Back in about 1996, I began trying to use up my blue floral scraps in a quilt. The collection had become vast because I make most of my own clothing, and at the time, I wore a dress to work almost every day. I had many blue floral dresses.
At the time, I was raising two adopted special needs kids by myself, so sewing time wasn't as plentiful as my blue floral scraps. Also, I didn't own a cutting mat, a rotary cutter and rulers/templates for another full decade. Back then, I drafted my blocks using a wooden 12-inch ruler and white typing paper from the recycling bin at work. Only a couple of quilt blocks got done back then, but the leftovers were nicely organized and ready if I ever had the time.
the first block
After both kids took permanent unauthorized field trips (they ran away), EVERYTHING I owned got boxed as I downsized and moved.
In 2004, I unknowingly injured my back and was forced to go through emergency surgery that wiped out any sewing machine time for more than two years because sitting was just too painful.
As I gradually recovered, gained strength and began organizing all my assorted WIPs (Works In Progress), including knitting, crocheting, sewing, quilting and even writing, those blue scraps made it onto my quarterly Ravelry WIP challenge list, even though I wasn't sure I ever wanted to finish this project, code named "Blue Floral" for the past two years.
the second block
By the time I got serious about and pulled out the blue floral scraps again, many of the dresses I'd made 20 or more years ago had joined the scrap pile! Some of the blue floral scraps date back to my first sewing class back in high school. The fabric in two of the dresses was too thin in several places due to at least two decades of washing. I couldn't even save all the fabric.
Sorting through all those luscious blue florals reminded me how much I loved wearing them. The quilt blocks got put aside again, and I cut as much of the leftovers as I could into 2-, 2.5- and 3-inch strips, which I then crafted into a leftovers dress... still in my closet to this day, and still seeing regular wear! I was able to scrounge some of the thin fabric from one of my most favorite dresses (the black with blue, pink and purple flowers) for the bodice lining, and the pockets of another long-since scrapped dress were fondly recovered and installed in this new piece of art.

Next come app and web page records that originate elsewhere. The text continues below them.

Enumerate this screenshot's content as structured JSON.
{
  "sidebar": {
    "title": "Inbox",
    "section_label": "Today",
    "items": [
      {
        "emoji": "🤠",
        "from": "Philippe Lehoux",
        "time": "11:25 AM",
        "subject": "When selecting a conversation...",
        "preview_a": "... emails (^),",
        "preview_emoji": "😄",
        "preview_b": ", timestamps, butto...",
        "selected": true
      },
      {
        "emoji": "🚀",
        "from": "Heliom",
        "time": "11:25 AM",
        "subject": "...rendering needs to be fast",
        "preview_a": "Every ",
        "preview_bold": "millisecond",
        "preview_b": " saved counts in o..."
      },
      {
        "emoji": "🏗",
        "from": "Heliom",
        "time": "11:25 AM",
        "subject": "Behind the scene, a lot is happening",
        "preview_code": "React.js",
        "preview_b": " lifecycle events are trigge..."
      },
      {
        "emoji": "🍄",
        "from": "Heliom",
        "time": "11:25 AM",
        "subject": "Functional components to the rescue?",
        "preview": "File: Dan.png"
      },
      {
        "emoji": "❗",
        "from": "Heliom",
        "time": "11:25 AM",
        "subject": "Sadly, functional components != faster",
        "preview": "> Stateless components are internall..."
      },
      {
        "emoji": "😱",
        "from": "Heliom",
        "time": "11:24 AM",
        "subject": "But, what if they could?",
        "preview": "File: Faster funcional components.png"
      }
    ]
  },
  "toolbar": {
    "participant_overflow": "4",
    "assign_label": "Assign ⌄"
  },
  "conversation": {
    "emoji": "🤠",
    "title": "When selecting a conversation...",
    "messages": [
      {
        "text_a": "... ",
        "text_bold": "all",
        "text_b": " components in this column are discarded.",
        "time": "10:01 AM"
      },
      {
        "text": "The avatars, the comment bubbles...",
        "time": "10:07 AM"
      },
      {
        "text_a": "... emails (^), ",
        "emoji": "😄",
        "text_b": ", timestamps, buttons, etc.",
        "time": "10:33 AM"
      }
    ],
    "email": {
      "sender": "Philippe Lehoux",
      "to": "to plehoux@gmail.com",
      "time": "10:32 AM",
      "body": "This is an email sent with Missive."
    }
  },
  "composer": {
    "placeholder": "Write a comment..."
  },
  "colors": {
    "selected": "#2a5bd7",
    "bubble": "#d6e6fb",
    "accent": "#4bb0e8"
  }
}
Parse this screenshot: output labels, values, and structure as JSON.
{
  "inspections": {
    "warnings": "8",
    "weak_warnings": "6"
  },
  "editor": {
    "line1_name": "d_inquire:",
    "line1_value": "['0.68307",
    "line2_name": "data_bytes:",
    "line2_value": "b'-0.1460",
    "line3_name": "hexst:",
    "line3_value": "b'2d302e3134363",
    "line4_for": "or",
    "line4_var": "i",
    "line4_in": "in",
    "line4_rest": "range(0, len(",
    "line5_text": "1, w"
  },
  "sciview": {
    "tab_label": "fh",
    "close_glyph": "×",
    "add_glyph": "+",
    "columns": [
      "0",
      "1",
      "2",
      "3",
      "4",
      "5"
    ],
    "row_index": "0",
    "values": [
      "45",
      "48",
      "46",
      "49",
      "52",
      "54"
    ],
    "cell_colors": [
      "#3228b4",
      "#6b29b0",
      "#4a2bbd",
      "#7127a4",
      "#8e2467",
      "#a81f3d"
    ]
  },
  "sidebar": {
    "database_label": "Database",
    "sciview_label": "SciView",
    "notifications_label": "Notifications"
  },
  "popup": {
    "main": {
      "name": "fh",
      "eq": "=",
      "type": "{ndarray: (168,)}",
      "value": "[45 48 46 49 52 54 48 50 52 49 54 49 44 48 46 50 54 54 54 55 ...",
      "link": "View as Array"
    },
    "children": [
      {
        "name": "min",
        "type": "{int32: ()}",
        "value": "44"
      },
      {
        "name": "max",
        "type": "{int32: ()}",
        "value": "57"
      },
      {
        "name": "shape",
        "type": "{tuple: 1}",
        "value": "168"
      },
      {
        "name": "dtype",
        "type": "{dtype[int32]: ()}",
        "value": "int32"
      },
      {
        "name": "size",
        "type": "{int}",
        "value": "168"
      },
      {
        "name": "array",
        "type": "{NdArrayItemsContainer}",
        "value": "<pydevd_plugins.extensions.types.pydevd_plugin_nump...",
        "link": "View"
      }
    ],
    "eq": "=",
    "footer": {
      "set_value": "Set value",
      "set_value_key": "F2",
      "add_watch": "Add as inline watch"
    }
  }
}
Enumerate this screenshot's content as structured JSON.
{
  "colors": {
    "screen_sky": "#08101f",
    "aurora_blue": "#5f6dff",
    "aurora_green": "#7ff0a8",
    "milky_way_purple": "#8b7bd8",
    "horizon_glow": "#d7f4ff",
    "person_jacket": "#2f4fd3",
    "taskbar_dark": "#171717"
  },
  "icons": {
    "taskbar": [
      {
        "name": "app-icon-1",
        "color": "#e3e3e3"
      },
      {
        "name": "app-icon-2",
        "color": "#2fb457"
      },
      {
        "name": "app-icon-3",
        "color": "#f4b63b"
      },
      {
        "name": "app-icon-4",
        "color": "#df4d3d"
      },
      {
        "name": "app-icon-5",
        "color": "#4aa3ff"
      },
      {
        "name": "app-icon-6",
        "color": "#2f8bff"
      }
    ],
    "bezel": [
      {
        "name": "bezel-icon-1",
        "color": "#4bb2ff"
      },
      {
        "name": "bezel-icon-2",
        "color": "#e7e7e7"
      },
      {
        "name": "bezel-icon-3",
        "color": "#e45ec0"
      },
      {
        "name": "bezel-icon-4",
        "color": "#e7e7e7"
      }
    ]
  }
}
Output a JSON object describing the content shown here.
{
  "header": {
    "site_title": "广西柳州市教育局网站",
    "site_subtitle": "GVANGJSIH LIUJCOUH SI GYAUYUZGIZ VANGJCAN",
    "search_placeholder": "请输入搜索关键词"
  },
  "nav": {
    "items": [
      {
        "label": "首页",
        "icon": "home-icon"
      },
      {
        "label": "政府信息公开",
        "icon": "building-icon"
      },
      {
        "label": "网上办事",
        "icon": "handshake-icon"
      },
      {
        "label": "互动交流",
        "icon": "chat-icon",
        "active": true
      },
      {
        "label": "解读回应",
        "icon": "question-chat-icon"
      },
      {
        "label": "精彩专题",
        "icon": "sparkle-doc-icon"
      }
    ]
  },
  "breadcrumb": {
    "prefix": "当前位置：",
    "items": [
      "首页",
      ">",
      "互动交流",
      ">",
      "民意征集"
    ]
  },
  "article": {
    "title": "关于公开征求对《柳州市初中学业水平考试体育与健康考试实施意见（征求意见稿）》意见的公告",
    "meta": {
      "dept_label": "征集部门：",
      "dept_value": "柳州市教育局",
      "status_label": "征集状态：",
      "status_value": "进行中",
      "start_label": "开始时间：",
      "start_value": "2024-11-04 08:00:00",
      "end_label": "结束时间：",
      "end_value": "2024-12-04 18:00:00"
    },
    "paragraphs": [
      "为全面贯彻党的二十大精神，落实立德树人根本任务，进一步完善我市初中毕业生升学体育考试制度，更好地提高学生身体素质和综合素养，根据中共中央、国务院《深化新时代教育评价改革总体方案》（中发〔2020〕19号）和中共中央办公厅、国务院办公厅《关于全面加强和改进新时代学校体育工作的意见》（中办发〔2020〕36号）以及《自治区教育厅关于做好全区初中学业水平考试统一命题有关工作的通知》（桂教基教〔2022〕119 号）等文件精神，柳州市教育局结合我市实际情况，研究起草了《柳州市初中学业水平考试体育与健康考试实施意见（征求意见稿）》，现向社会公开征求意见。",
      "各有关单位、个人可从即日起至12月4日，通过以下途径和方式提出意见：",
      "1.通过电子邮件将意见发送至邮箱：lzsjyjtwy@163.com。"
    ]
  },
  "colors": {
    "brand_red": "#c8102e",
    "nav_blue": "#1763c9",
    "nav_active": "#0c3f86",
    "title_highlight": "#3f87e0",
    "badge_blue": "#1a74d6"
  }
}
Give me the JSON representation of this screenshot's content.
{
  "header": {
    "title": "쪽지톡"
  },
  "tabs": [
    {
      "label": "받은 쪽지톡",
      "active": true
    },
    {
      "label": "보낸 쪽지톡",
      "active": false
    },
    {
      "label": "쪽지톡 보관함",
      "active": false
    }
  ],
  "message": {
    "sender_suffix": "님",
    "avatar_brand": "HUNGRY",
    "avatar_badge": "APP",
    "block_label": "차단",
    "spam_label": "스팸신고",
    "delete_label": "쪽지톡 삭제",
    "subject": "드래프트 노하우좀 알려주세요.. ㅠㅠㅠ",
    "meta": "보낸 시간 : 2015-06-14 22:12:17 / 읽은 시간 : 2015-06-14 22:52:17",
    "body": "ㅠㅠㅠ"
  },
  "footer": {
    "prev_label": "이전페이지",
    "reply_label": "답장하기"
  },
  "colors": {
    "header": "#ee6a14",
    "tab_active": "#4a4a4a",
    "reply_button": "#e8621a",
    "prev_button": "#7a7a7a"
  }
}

I LOVE the dress, but until the last couple of weeks, I still didn't know if I ever wanted to finish that really old quilt because the blocks were not the same size, and my quilting taste has changed quite a bit since 1996. At one point, I thought perhaps I could adopt out the orphan blocks and use up the blue floral scraps in a different project.
Then I read the Mighty Lucky Quilting Club challenge for May, "Building Blocks of Effective Contrast" by Amy Gibson, and, tremendously inspired, I immediately thought I could polish off this age-old WIP by incorporating a good contrast. I pulled out the project and discovered a third and a fourth block I'd cut pieces for somewhere along the way but never constructed. I whipped up the third block, Children of Israel, quickly because the pattern was pinned to the pieces.
The fourth block presented a bit of a challenge because I couldn't remember what the final block was supposed to look like, one piece was missing, and there was no pattern. I got to play a fabric version of the classic game "Puzzle" until the pieces fit together properly. Thankfully, I still had some scraps to cut a new triangle to replace the missing one.
Now I had four complete blocks, but they were all different sizes, from 11.5 to 13 inches across. I couldn't trim them down to match without losing elements of some blocks. Then an idea hit me. Why not use some of the leftover strips from the dress to bring the blocks all to the same size. They were varying widths, so this might work!
I decided perhaps I could retain the original scrappy intent of this quilt by NOT filling in big sampler holes with a bunch of solid contrast blocks if I made two more blocks, drafted the same way I'd done it 20 years ago, without using modern tools. I drafted two more blocks the old-fashioned way and felt very close to my grandmother, whom we lost in 1979, because this was the way she made quilts. Suddenly, I was falling in love with my blue floral quilt all over again, and it felt fantastic!
Next I decided to do a pieced border to make the quilt a little more appropriate for a lap, and I began cutting the rest of the blue floral leftovers into 5.5- and six-inch blocks. I cut the six-inch blocks into half-square triangles and began piecing a simple border.
Something was missing.
Time to consider that "effective contrast" again. I spent one morning before work auditioning some of my Stonehenge stash for a narrow border between the blocks and the pieced border. A color called Mediterranean won, and half an hour later, the pieced border was beginning to look a heck of a lot better!
I could hardly wait to get home from work that night to finish up the quilt top. The narrow contrast border meant I had to be a little creative in fitting the pieced border, which had been cut to fit the top without the border, and I'm not so sure I like what I did to solve the problem on the top and bottom borders, but this top is done, and I've burned through a LOT of my blue floral scraps.
Perhaps I can even use up the rest of the scraps for a pieced quilt back...